- _Task statement_
For each line in the data below that holds "Projects", return a copy.

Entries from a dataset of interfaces
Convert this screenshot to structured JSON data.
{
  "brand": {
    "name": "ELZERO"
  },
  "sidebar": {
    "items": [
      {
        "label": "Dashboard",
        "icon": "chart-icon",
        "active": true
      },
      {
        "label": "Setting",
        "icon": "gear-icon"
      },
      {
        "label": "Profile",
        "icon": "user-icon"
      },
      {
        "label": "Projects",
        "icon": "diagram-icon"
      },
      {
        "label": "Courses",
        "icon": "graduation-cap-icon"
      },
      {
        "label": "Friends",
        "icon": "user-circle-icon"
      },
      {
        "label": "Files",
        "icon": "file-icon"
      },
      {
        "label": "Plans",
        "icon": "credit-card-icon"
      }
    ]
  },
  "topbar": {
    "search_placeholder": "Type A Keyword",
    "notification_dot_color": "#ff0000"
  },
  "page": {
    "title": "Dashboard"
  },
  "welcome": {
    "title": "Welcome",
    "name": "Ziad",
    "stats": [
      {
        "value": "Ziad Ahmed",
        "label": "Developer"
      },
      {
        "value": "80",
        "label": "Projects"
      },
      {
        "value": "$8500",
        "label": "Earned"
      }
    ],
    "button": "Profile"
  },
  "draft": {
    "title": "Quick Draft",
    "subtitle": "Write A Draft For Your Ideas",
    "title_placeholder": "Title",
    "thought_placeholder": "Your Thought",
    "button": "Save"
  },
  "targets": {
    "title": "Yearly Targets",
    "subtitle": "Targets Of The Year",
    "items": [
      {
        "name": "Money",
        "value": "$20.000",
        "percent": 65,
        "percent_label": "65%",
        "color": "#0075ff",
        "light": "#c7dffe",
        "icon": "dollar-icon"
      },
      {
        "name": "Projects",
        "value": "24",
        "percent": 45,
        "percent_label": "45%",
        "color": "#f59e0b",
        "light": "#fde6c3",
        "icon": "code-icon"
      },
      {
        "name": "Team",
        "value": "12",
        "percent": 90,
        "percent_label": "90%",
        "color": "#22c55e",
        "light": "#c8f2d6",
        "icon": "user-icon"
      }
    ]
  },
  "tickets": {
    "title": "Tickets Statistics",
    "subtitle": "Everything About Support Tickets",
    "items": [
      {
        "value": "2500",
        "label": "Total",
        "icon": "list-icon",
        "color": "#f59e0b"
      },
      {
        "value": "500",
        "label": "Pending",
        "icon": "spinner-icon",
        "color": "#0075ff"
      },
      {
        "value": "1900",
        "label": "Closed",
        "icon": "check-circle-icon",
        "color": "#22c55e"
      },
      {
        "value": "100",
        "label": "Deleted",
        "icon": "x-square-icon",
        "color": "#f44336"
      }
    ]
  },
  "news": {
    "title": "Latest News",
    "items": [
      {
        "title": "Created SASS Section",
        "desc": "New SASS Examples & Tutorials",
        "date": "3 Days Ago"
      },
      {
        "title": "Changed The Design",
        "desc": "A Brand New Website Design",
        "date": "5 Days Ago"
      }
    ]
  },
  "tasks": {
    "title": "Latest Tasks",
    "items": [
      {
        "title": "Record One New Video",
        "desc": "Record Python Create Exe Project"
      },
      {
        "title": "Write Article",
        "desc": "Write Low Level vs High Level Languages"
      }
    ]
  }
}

- _Response_
        "label": "Projects",
        "label": "Projects"
        "name": "Projects",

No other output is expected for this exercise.